A scrum of companies and consortia have promised to build nearly 10GW of new battery storage in Australia. It’s a staggering number: more than 30 times the size of the current operational fleet. But there’s a catch. To date no one is making good on their promises unless they have secured a big chunk of government funding. Big batteries seem only viable if someone else helps pay for them.

Currently in Australia there is around 265MW of battery storage installed and another 350MW under construction (if you generously count the 300MW Victorian big battery in that figure). Beyond the real world is the promised land, or rather, the land of promises: a staggering 9.7GW of new big battery dreams across 40 potential battery projects that have been proposed, promised, announced, dropped to the media and had their tyres kicked. It’s almost as if the proponents were trying to outbid each other to get the attention of state governments, like a big battery beauty contest.

The biggest and most famous installed battery is the 150MW Hornsdale Power reserve which was built in South Australia 2017 as part of the political repair job following the state-wide system black a year earlier.

At the time the project hosts Neoen got around 40 per cent of the capital cost of the battery underwritten by the South Australian Government. A further 50 MW expansion was supported by $15 million more from the SA Government and $8 million kicked in from ARENA. A battery so nice, governments paid for it twice.

All the big batteries currently installed have received between 26 and 60 per cent of their capital costs from government funding. While the perception is of batteries working hand in glove with renewable generation to soak up oversupply and keep the lights on at night, the primary role, and revenue, of big batteries to date has been mostly technical. The 300MW Victorian Big Battery is being funded by the Andrews Government as a regulated asset to augment transmission connection with NSW, not to firm and support renewables.

The 50MW Wallgrove battery being built in Western Sydney by Transgrid is also a technical play, focussed on providing synthetic inertia and frequency control services to help maintain power quality.

The emerging trend with big batteries is that proponents might talk a big game, but struggle to deliver. AGL has proposed 1,000MW of batteries across four projects in three states. Its 100MW Wandoan South Battery in Queensland was announced at the start of 2020 and was originally tagged to start construction mid last year. It announced financial close in December and is still waiting to get going. Other battery projects at Liddell, Torrens Island and Loy Yang appear even more speculative.

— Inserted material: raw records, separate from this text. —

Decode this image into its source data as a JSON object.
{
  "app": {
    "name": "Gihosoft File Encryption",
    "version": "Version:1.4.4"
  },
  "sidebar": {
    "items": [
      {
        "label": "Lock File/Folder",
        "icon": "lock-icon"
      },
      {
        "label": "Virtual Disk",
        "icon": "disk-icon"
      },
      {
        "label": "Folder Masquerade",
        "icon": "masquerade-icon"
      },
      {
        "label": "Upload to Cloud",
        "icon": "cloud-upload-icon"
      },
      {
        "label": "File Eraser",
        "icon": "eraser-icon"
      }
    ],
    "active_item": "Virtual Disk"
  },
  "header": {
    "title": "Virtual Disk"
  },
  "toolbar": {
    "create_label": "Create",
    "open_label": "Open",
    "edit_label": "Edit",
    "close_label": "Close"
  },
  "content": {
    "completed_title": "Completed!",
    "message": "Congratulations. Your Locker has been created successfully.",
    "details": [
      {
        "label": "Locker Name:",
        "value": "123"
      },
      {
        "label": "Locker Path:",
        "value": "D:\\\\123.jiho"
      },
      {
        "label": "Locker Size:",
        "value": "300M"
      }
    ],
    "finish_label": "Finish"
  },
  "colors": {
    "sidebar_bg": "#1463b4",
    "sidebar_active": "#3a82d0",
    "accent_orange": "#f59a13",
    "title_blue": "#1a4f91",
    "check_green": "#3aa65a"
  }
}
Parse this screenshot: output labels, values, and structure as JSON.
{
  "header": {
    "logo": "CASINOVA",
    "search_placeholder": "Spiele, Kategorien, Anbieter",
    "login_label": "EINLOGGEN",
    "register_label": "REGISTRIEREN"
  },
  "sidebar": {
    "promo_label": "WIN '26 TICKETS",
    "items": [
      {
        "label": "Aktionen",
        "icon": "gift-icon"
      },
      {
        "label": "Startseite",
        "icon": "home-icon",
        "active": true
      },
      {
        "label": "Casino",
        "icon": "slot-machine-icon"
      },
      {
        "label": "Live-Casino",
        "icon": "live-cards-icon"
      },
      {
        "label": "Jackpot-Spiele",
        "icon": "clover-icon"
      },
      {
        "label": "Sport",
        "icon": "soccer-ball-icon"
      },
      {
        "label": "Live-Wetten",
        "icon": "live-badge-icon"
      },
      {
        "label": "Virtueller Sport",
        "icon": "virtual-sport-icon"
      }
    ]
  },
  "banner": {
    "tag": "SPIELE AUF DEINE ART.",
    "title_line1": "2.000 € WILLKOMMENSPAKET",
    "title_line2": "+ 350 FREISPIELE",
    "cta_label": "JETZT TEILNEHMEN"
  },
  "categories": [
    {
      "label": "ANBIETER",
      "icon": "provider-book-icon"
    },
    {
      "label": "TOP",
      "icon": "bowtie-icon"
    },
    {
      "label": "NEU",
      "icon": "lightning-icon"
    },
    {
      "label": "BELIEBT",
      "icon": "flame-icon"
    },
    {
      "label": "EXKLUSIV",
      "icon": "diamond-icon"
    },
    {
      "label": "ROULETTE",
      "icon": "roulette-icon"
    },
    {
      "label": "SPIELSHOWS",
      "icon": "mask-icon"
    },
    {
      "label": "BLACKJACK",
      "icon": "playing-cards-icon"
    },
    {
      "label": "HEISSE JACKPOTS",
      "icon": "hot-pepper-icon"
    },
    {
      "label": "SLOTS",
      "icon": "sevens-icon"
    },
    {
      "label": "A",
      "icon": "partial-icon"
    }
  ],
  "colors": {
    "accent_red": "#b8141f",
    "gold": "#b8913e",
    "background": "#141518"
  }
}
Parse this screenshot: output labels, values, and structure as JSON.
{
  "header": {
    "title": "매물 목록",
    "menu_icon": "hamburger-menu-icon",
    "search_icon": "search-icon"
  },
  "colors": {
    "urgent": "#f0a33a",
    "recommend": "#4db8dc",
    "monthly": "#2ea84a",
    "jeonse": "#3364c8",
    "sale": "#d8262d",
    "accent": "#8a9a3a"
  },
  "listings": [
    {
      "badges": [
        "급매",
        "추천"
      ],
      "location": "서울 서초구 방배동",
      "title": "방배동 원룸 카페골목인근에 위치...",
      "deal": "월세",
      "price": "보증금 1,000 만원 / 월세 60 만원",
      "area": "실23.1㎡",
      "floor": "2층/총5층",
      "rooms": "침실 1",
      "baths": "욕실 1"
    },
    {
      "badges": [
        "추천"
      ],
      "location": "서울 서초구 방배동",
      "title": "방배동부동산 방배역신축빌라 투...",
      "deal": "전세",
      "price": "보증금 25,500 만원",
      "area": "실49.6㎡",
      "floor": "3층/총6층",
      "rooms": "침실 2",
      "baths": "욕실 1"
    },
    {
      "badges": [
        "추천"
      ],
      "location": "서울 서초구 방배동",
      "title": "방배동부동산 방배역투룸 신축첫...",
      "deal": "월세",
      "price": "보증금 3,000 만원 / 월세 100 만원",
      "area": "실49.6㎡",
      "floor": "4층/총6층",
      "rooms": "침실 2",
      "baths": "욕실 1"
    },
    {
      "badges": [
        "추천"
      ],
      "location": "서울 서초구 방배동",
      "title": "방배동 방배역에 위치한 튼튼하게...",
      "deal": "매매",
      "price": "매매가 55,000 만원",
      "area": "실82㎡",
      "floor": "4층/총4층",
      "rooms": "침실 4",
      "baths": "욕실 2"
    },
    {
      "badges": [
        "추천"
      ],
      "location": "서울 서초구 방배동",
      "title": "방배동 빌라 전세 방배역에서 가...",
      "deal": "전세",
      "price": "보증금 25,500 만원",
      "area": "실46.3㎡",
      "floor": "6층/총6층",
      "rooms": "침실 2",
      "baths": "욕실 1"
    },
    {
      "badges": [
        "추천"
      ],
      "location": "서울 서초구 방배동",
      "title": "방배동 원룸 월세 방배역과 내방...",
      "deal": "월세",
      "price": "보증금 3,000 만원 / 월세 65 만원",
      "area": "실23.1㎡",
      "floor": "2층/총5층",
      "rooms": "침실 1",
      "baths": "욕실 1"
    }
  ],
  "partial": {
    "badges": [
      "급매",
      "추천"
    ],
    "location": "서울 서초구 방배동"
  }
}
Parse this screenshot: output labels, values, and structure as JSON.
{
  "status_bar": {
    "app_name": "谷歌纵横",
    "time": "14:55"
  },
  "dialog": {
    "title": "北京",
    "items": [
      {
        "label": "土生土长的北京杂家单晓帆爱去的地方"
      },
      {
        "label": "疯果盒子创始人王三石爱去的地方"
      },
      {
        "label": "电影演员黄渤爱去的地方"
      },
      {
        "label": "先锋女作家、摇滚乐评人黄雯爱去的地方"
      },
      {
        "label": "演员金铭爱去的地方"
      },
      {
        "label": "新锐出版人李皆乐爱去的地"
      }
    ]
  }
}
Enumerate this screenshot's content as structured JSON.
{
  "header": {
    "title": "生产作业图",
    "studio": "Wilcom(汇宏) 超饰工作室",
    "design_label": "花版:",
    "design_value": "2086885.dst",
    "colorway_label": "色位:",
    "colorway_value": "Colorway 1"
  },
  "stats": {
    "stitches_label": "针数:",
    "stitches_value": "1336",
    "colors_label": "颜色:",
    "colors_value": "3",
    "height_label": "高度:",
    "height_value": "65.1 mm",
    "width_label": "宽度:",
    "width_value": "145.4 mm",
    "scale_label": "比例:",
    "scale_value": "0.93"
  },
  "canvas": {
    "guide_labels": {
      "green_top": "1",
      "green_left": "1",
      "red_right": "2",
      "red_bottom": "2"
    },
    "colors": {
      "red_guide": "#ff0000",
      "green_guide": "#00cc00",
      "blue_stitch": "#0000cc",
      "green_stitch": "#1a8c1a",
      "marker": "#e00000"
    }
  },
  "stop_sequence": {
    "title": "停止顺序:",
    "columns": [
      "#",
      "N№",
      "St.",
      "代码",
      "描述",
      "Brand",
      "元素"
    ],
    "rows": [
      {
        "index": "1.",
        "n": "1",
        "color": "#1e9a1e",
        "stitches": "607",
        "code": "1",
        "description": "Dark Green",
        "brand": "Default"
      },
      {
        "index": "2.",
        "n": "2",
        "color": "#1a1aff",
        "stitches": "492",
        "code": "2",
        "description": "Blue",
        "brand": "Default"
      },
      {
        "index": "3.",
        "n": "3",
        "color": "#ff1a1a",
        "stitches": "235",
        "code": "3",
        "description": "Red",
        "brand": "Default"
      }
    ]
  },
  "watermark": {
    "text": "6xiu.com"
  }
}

Not to be outdone, Origin has talked up 730MW of batteries across four projects projects. Neoen, who appears to have the best government relations team in the race, also has the biggest ambition: 2960MW of storage across five mega-projects. But wait, there’s more. Solar-Q has pitched three massive¬†1000MW projects, then last month new entrant CEP Energy (with Former NSW Premier Morris Iemma as Chair) announced it planned on building a 1200MW battery at Kurri Kurri in NSW, maybe across the road from the proposed Snowy Hydro gas generator.

It seems like it’s all happening with big batteries, but nothing is happening. Grabbing headlines and media profiling is one thing, but the scale of unfulfilled battery promises suggests there remains a big gap between talk and reality.

Given that each subsequent battery negatively impacts the viability of future investments, you might think that there would be a strong incentive to get these big projects away. To dominate the battery market and warn off competitors. That doesn’t appear to be the case to date. Maybe what they are really positioning for is ¬†government support, the magic ingredient that, to date, appears critical to getting the next battery across the line.